Banks have not regained public trust

5. Banking can only be reformed from within

This is another unavoidable lesson. Banking has not been reformed by actions taken by the state, central banks or regulators since the crisis. Indeed they have set back the prospects for improvement.

There were two main strands in the policy response to the crisis. One was monetary policy – the experiment in QE, discussed in Lessons 1-3. The other was regulatory.

Banking industry leaders have resisted all efforts to reform.

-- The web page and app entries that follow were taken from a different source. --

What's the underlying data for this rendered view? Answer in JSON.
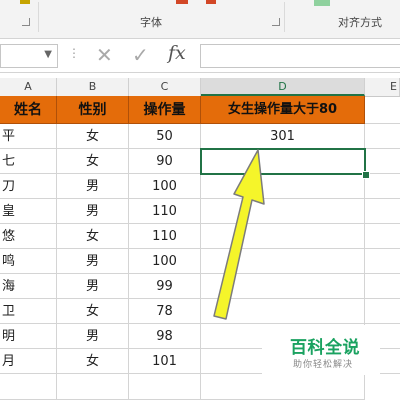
{
  "ribbon": {
    "font_group_label": "字体",
    "align_group_label": "对齐方式"
  },
  "formula_bar": {
    "namebox_value": "",
    "cancel_symbol": "✕",
    "enter_symbol": "✓",
    "fx_label": "fx",
    "formula_value": ""
  },
  "columns": [
    "A",
    "B",
    "C",
    "D",
    "E"
  ],
  "table": {
    "headers": [
      "姓名",
      "性别",
      "操作量",
      "女生操作量大于80"
    ],
    "rows": [
      {
        "name": "平",
        "gender": "女",
        "ops": "50",
        "d": "301"
      },
      {
        "name": "七",
        "gender": "女",
        "ops": "90",
        "d": ""
      },
      {
        "name": "刀",
        "gender": "男",
        "ops": "100",
        "d": ""
      },
      {
        "name": "皇",
        "gender": "男",
        "ops": "110",
        "d": ""
      },
      {
        "name": "悠",
        "gender": "女",
        "ops": "110",
        "d": ""
      },
      {
        "name": "鸣",
        "gender": "男",
        "ops": "100",
        "d": ""
      },
      {
        "name": "海",
        "gender": "男",
        "ops": "99",
        "d": ""
      },
      {
        "name": "卫",
        "gender": "女",
        "ops": "78",
        "d": ""
      },
      {
        "name": "明",
        "gender": "男",
        "ops": "98",
        "d": ""
      },
      {
        "name": "月",
        "gender": "女",
        "ops": "101",
        "d": ""
      }
    ]
  },
  "watermark": {
    "title": "百科全说",
    "subtitle": "助你轻松解决"
  },
  "colors": {
    "header_fill": "#e46c0a",
    "selection": "#217346",
    "arrow": "#f5f52a"
  }
}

That shows that in the current state of society, banking can be regulated – raising costs to society – but not restructured.

Fundamental restructuring would involve making bankers personally liable for gross mistakes, crimes and misdemeanours – actions that brought the bank into disrepute as well as narrow defined criminal liability.

The chances of this happening are vanishingly small.

In the US, the Trump administration is proposing measures that might well dilute such reforms as are being tried, as in these proposals . To quote one recent verdict:

“The bottom line: only eight years after the end of the worst financial crisis since the Great Depression, the US Treasury has shifted from becoming a leading proponent for enhancing the resilience of the global financial system to an advocate for the private interests of a few financial behemoths in the name of boosting growth.” (Cecchetti and Schoenholtz, 2017)

Existing policies distorting the financial system, such as tax incentives favouring debt over equity finance, remain in place. Indeed,  policies have raised consumer debt further while sovereign debt has continued to rise at unsustainable rates.

I know capital ratios have been raised, but do they make banks safer?  The reassurances given by regulators should be treated with due caution.  In my view,  these regulations and burdens not only raise costs and thus prices to customers but also make it more difficult to see how banks can ever get back to being solid, reliable pillars of the system that they were before they became pure marketing organisations and were infected by the doctrine of  “shareholder value” – which ended up destroying their value.

The stress tests are not worth the paper they are written on. Their only purpose is to reassure the public.

Everywhere, banks are in receipt of vast implicit public subsidies.  The deadweight cost of the state backstop in the next crisis is unknowable and, essentially, open-ended.

Reform can only can come within

Banking and finance can be reformed only from within. I feel sorry for the hundreds of thousands of honourable people working in financial services. They remain the industry’s only hope.  But their hopes of making their institutions serve genuine customers’ needs  are put further away from ever being achieved when the state and its agents replace ethics and honour by regulation and the mathematics of capital ratios and leverage controls, “fit persons” regimes and all the other rules made by the busy-bodies who populate financial regulators.

Public officials can never, ever understand how business works. Either financial services are nationalised and run by boards of civil servants or they are set free.  Given a truly competitive environment in which executives are personally liable for mistakes and in which institutions (including the largest)  can and do fail – then we will have at least have one of the anchors of a sound system of money.